It also suggests transparency: maybe everyone can be seen at any time. If you walk on a sheet of glass, you can be viewed from below. Which sounds not unlike the crosstime telepathic viewing that people in the castle are apparently doing of people in Earth’s past.
All of which leads me to the conclusion — which I didn’t actually expect when I started writing this — that my long-preferred interpretation is the correct one: that Quiss and Ajayi really are former warriors who have been banished to the castle as a punishment for misdeeds. The castle has the technology to let people live vicariously in the minds of humans from its past. At one point Quiss probably touches Grout’s mind and partly causes the road accident.
Is Grout really an exile from the same war, or a similar one? Probably not, but maybe. Maybe someone like Quiss or Aliya touched his mind at some earlier, vulnerable time, and something of their experience passed in to Grout.
But again, what of Graham’s story, and Sara’s betrayal? What does that have to do with the bigger stories?
I remain unsure.
This storm feels like it’s been building for weeks. Finally to break just as I’m trying to get to the theatre.
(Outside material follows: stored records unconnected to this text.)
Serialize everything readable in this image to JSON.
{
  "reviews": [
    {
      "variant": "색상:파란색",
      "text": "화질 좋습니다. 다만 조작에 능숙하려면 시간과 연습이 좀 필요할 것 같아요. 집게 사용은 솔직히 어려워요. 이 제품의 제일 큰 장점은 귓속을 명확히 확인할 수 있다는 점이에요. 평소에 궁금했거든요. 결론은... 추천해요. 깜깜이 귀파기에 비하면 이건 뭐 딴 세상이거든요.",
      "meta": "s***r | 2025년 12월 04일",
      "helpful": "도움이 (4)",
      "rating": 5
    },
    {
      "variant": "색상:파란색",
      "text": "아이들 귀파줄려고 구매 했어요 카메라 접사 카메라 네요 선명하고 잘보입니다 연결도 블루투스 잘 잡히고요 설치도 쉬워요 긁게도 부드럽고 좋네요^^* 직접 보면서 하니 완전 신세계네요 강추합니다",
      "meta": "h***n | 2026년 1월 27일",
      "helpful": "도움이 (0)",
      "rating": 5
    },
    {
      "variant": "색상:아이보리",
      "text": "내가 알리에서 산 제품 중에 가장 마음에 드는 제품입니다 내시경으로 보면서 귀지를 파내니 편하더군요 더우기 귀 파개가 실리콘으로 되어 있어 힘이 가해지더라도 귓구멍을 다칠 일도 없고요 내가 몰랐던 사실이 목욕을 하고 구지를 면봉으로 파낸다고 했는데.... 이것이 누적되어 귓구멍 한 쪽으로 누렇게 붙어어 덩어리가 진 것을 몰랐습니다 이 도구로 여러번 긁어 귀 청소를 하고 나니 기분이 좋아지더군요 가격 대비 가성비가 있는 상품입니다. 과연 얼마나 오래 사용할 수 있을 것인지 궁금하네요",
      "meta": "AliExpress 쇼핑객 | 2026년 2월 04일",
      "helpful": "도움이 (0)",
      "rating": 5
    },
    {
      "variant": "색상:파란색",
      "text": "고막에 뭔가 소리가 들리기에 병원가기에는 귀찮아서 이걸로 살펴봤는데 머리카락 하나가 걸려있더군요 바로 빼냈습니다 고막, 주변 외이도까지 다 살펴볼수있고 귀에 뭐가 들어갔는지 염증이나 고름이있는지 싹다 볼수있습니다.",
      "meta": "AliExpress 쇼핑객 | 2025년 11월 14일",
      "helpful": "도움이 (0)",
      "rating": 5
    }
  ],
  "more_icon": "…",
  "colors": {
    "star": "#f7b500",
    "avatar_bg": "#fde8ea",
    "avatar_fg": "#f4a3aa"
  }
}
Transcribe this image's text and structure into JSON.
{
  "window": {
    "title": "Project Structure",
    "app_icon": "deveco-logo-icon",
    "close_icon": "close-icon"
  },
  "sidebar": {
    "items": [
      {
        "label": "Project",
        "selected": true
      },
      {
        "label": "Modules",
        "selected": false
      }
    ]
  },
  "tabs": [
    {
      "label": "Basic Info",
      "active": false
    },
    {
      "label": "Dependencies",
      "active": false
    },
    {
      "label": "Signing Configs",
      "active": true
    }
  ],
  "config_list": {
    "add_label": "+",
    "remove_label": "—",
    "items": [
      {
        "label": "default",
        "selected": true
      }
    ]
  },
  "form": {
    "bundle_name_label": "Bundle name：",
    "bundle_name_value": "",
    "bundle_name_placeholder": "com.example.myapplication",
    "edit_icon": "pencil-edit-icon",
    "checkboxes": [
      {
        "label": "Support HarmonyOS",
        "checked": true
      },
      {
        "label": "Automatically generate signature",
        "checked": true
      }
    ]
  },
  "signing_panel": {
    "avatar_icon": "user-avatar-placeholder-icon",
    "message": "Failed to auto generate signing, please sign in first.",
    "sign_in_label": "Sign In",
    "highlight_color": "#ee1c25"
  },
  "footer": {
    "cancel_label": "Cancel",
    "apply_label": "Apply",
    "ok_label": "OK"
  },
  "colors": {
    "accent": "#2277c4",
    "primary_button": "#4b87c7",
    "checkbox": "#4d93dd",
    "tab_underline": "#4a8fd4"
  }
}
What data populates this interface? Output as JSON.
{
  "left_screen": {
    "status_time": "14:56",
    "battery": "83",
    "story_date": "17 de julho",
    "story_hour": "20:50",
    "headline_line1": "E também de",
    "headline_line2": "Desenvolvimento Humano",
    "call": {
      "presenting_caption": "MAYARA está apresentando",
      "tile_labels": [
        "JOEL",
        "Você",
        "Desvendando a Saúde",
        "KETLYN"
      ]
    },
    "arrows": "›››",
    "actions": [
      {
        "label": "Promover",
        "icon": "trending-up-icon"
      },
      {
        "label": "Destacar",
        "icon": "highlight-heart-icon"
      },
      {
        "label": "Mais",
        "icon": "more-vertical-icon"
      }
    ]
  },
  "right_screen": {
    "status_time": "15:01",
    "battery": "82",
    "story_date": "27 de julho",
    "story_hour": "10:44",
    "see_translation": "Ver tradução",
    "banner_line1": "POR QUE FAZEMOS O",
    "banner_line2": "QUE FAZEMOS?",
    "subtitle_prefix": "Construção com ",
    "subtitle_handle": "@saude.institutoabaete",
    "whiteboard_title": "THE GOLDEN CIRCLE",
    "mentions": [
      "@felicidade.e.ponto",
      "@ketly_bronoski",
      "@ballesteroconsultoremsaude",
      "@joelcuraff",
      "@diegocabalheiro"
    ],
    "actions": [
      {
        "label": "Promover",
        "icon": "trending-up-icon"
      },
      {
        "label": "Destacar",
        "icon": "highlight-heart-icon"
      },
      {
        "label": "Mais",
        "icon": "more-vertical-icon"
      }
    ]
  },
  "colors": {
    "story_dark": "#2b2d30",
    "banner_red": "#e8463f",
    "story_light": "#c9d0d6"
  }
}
As you’ll have noticed, I have mainly been reading books by Iain Banks lately. This is all part of something I’ve been thinking of as “The Great Banksie Reread,” which has been going on haphazardly for… five years, as I now see.
Turns out that when I started rereading his works back in 2013, as well as doing so only very intermittently, I also didn’t keep records as I thought I had. The ones I know I read, but didn’t blog about, are The Bridge, The Crow Road, Excession, Look To Windward, and The State of the Art — or at least the eponymous title story.
As to why I didn’t blog about them, I guess I just didn’t write about my reading in some years. But it’s oddly lax of me. Blogging about them was kind of the point of the reread, surely — as well as my own enjoyment, of course.
Anyway, all these posts are now tagged with “The Great Banksie Reread“.
InDan Cohen writes of how email got things right, long before some of our other ways of interacting online came along and got so many things wrong.
I’ve long thought that email was the killer app of the internet, despite the problems that many people have with it. Those tend to be not inherent in email, but caused by the way we use it.
Here’s one point he makes, in regard to the algorithmic timelines that are ruining Facebook, Twitter, and Instagram:
Although some email systems algorithmically sort email by priority or importance, that is not part of the email system itself. Again, this can be added, or not, by the user, and the default is strictly chronological.
Although my main problem, as I’ve said before, is with some clients that insisting that “chronological” mains “newest first.”